Ashneer Grover demonstrates that the new start-up culture suffers. He is the co-founder and the current managing director of BharatPe, denied that his recent troubles had influenced the acquisitions he made on Shark Tank India. On the contrary, he said that he invested in more enterprises than what was broadcast on television.
Ashneer was asked about rumors that several of his ventures on Shark Tank India had gone through and entrepreneurs are returning the cheques’ in an interview with Money Control. “That’s the funniest thing I’ve ever heard,” he said. All of my Shark Tank investments have been completed. A few deals I missed on the broadcast that the owners wanted me to do. As a result, I’ve had to write more checks than I’ve seen on television.”
Ashneer was one of the judges on Shark Tank India, where entrepreneurs pitch their start-up ideas and seek investment and mentoring from the “sharks” in exchange for shares in their company.

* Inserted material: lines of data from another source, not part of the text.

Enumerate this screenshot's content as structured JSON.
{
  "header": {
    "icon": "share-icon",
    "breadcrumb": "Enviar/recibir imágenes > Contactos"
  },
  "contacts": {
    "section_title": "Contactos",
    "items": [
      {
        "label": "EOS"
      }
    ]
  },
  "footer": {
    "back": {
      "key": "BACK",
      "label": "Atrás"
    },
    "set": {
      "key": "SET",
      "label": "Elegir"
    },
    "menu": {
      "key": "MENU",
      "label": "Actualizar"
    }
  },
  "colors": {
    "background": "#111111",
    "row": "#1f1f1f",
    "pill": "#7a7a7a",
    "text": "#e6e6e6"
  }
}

On Friday, the show’s first season, broadcast on Sony Entertainment Television, concluded.
Reality talent shows, such as American Idol, have a defined format. The judge, the one who performs the “balancing act,” and the bully are the three judges. On Shark Tank India, Ashneer Grover, who portrayed the latter role, was not putting on a show. He was even underplaying his abrasiveness on TV if the audiotape of him allegedly assaulting, threatening, and berating a Kotak bank staffer is any indication. Unfortunately, as easy as it is to dismiss the BharatPe co-claimed founder’s verbal attack as an isolated incident, his behavior may be representative of a large segment of India’s entitled elite.
Grover, who was placed on leave when the controversy broke, symbolizes the start-up culture, which has recently been lauded for creating a new eco-system that is free of the old injustices and hierarchies. The aspirational paradigm includes BharatPe, a “unicorn” worth $3 billion. However, Grover’s alleged yelling at a bank staff is an example of an older, unfortunately, more entrenched, pattern of behavior. The sheer rudeness of the language and tone is indicative of feudal hubris. Even the self-made tycoon might treat others as if they don’t have any.
Following Grover’s outburst, concerns have been raised about the poisonous work atmosphere prevalent in India’s start-ups. If the wealthy and powerful need a lesson in decency, they should look at the Kotak employee’s behavior during the call. He was courteous, assertive, and persistent in reminding Grover not to squander the respect he had fought so hard to win.